kingly; also: to the value of the English coin worth ten shillings
See Topics: Money
Well then, once in my days I'll be a
Why, that's well said.
Well, come what will, I'll tarry at home.
By the Lord, I'll be a traitor then, when thou
I care not.
Sir John, I prithee leave the Prince and me alone.
I will lay him down such reasons for this adventure that
he shall go.
Well, God give thee the spirit of persuasion,
and him the ears of profiting, that what thou speakest
may move, and what he hears may be believed, that the
true prince may – for recreation sake – prove a false
thief, for the poor abuses of the time want countenance.
Farewell, you shall find me in Eastcheap.
Farewell, the latter spring! Farewell,
Now my good sweet honey lord, ride with us
tomorrow: I have a jest to execute that I cannot manage
alone. Falstaff, Bardolph, Peto, and Gadshill shall rob
those men that we have already waylaid – yourself and I
will not be there. And when they have the booty, if you
and I do not rob them – cut this head off from my
How shall we part with them in setting
Why, we will set forth before or after them, and
appoint them a place of meeting, wherein it is at our
pleasure to fail – and then will they adventure upon
the exploit themselves; which they shall have no sooner
achieved but we'll set upon them.
Yea, but 'tis like that they will know us by
our horses, by our habits, and by every other appointment
to be ourselves.
Tut, our horses they shall not see, I'll tie them in
the wood. Our vizards we will change after we leave
them. And, sirrah, I have cases of buckram for the nonce,
to immask our noted outward garments.
Yea, but I doubt they will be too hard for
Well, for two of them, I know them to be as true-bred
cowards as ever turned back; and for the third, if
he fight longer than he sees reason, I'll forswear arms.
The virtue of this jest will be the incomprehensible lies
that this same fat rogue will tell us when we meet at
supper.
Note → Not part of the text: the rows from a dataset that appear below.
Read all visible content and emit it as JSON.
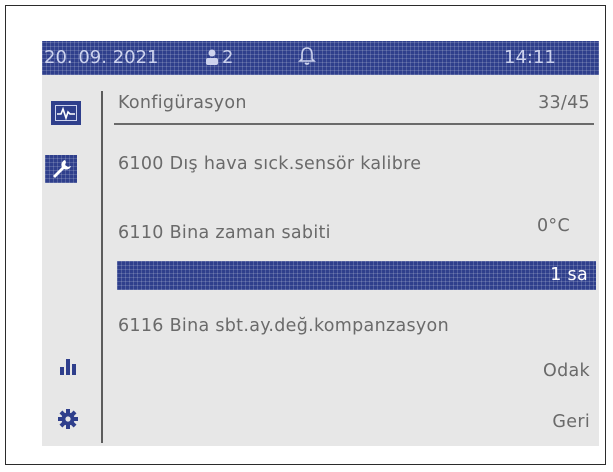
{
  "status_bar": {
    "date": "20. 09. 2021",
    "user_count": "2",
    "time": "14:11"
  },
  "sidebar": {
    "items": [
      {
        "icon": "monitor-icon",
        "selected": false
      },
      {
        "icon": "wrench-icon",
        "selected": true
      },
      {
        "icon": "bar-chart-icon",
        "selected": false
      },
      {
        "icon": "gear-icon",
        "selected": false
      }
    ]
  },
  "header": {
    "title": "Konfigürasyon",
    "page": "33/45"
  },
  "params": {
    "row1": "6100  Dış hava sıck.sensör kalibre",
    "row1_value": "0°C",
    "row2": "6110 Bina zaman sabiti",
    "row2_value": "1 sa",
    "row3": "6116  Bina sbt.ay.değ.kompanzasyon"
  },
  "softkeys": {
    "odak": "Odak",
    "geri": "Geri"
  },
  "colors": {
    "accent": "#2f3f8c",
    "screen_bg": "#e7e7e7",
    "text": "#6a6a6a"
  }
}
How thirty at least he fought with, what wards,
ward (n.) 1
[fencing] defensive posture, parrying movement
what blows, what extremities he endured, and in the
reproof of this lives the jest.
Well, I'll go with thee. Provide us all things
necessary and meet me tomorrow night in Eastcheap.
There I'll sup. Farewell.
Farewell, my lord.
I know you all, and will awhile uphold
The unyoked humour of your idleness.
Yet herein will I imitate the sun,
Who doth permit the base contagious clouds
To smother up his beauty from the world,
That when he please again to be himself,
Being wanted, he may be more wondered at
By breaking through the foul and ugly mists
Of vapours that did seem to strangle him.
If all the year were playing holidays,
To sport would be as tedious as to work;
But when they seldom come, they wished-for come,
And nothing pleaseth but rare accidents.
So when this loose behaviour I throw off,
And pay the debt I never promised,
By how much better than my word I am,
By so much shall I falsify men's hopes.
And like bright metal on a sullen ground,
My reformation, glittering o'er my fault,
Shall show more goodly, and attract more eyes
Than that which hath no foil to set it off.
foil (n.) 3
setting, background which sets something off to advantage [as dull metal sets off a gem]
I'll so offend, to make offence a skill,
Redeeming time when men think least I will.